Horan described the four layers of redundancy he uses to insure that no pharmagenes get out of his fields. First there is geographical separation from the nearest corn field. Second there is temporal separation: He planted the Meristem corn more than a month after neighboring farmers planted their corn. This means that the neighbors' corn will have completed pollen production and fertilization well before the Meristem corn begins to do so. Third, Meristem corn tassels (the male sex organs on corn) are sterile, so they don't produce pollen that could contaminate neighboring corn anyway. The Meristem corn is fertilized by normal commercial corn plants that are planted next to it. And fourth, even though the Meristem tassels are sterile, they are removed once the corn ears start to grow. The corn is harvested by equipment that is completely dedicated to it alone. When not in use, the equipment is locked away in a shed.
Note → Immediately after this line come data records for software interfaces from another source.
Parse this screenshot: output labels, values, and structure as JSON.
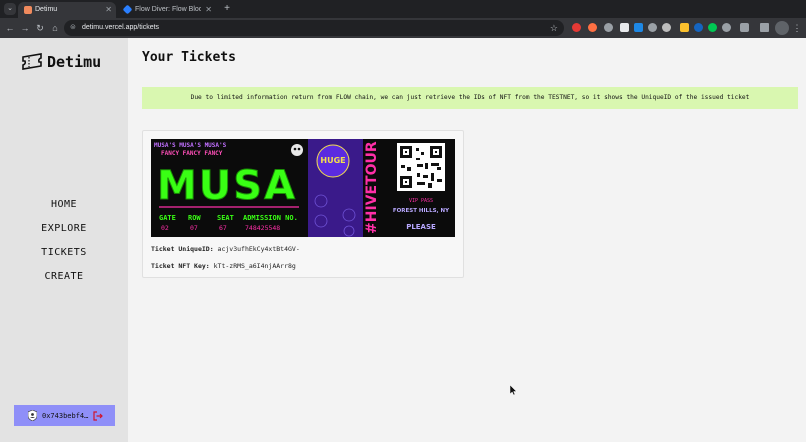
{
  "browser": {
    "tabs": [
      {
        "title": "Detimu",
        "active": true
      },
      {
        "title": "Flow Diver: Flow Blockchain",
        "active": false
      }
    ],
    "url": "detimu.vercel.app/tickets"
  },
  "app": {
    "brand": "Detimu",
    "nav": [
      "HOME",
      "EXPLORE",
      "TICKETS",
      "CREATE"
    ],
    "wallet_address": "0x743bebf4…"
  },
  "main": {
    "title": "Your Tickets",
    "notice": "Due to limited information return from FLOW chain, we can just retrieve the IDs of NFT from the TESTNET, so it shows the UniqueID of the issued ticket",
    "tickets": [
      {
        "unique_id_label": "Ticket UniqueID:",
        "unique_id": "acjv3ufhEkCy4xtBt4GV-",
        "nft_key_label": "Ticket NFT Key:",
        "nft_key": "kTt-zRMS_a6I4njAArr8g"
      }
    ]
  },
  "ticket_art": {
    "header_text": "MUSA'S MUSA'S MUSA'S",
    "sub_text": "FANCY FANCY FANCY",
    "big_text": "MUSA",
    "labels": [
      "GATE",
      "ROW",
      "SEAT",
      "ADMISSION NO."
    ],
    "values": [
      "02",
      "07",
      "67",
      "748425548"
    ],
    "badge": "HUGE",
    "vertical_text": "#HIVETOUR",
    "vip": "VIP PASS",
    "location": "FOREST HILLS, NY",
    "please": "PLEASE",
    "colors": {
      "green": "#39ff14",
      "purple": "#7b2ff7",
      "pink": "#ff2fa8",
      "yellow": "#f4e04d",
      "lavender": "#b8a8ff"
    }
  }
}
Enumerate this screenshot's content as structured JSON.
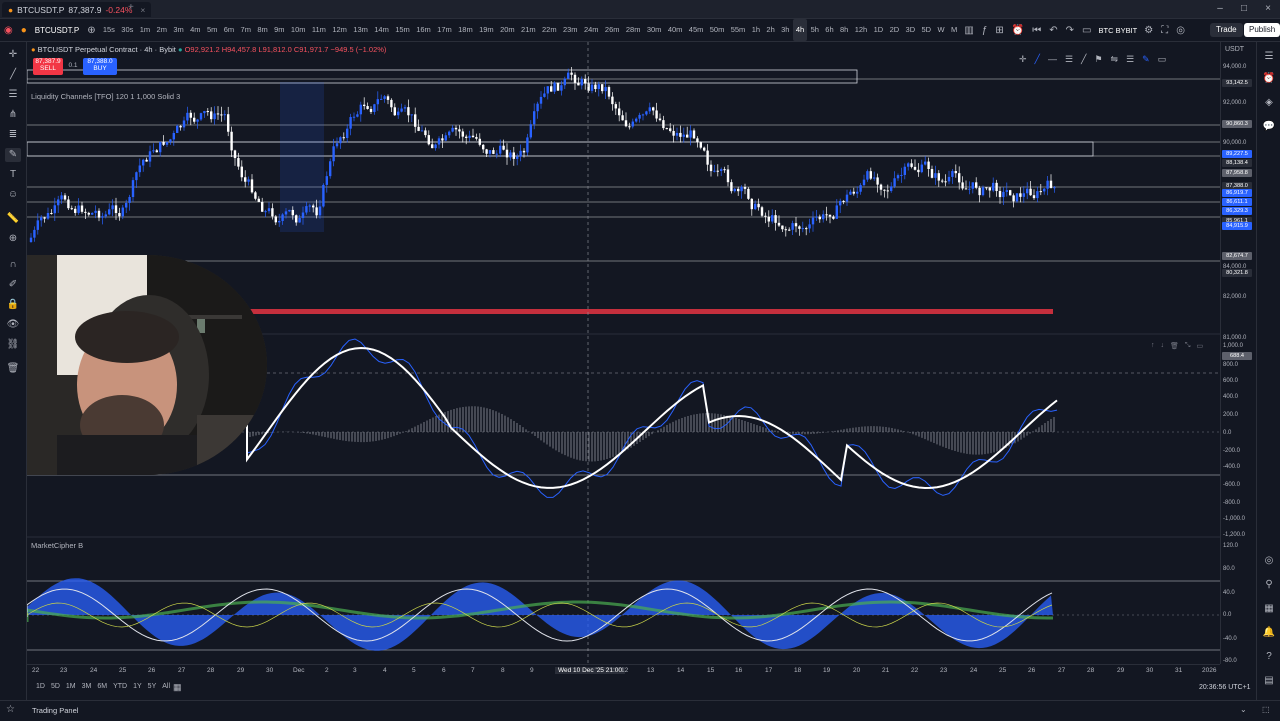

The high price that Horan can charge for his pharmcrop more than justifies all the trouble and expense.

So far the total amount of land used to plant pharmcrops over the last ten years is 800 acres. One calculation assumed that 40 plant-made pharmaceuticals, worth $1 billion each, would require about 40,000 acres of land. The United States has 470 million acres of arable land. As one participant quipped, "It's not farming, it's gardening."

But do we have to use food and feed crops to produce cheap medicines? Horan insisted, "If you want to insert a gene for protein in a nonfood crop, that's a recipe for disaster. That's basically a weed and you don't know what genes it has, what it will crossbreed with, and so forth." The advantage to crop plants, said Horan, is that we know a great deal about corn. He pointed out that many crop plants simply cannot survive in the wild, and so they do not escape into the wild. "Give me a weed to grow and I can't guarantee anything," said Horan.

Yet there are ways to grow plant-made pharmaceuticals other than open fields. For example, the North Carolina biotech company Biolex Therapeutics uses the aquatic plant lemna, also known as duckweed, to manufacture human proteins like alpha interferon and human growth hormone. The Biolex lemna system is completely contained within plastic modules, and the plants reproduce clonally; that is, they don't flower and they don't pollinate, so they can't crossbreed with other plants. And no one eats duckweed. Finally, lemna plants double biomass in about 36 hours, which means that one can scale up to produce human proteins very quickly.

Plant-made pharmaceuticals by making medicines cheaper and faster could help solve all kinds of global health problems. However, if farmers and drug manufacturers want to continue to use food crops to produce medicines, there had better not be anymore cases like StarLink or Prodigene. If that happens, the public and food manufacturers will make sure that Congress and the regulators fallow their fields permanently.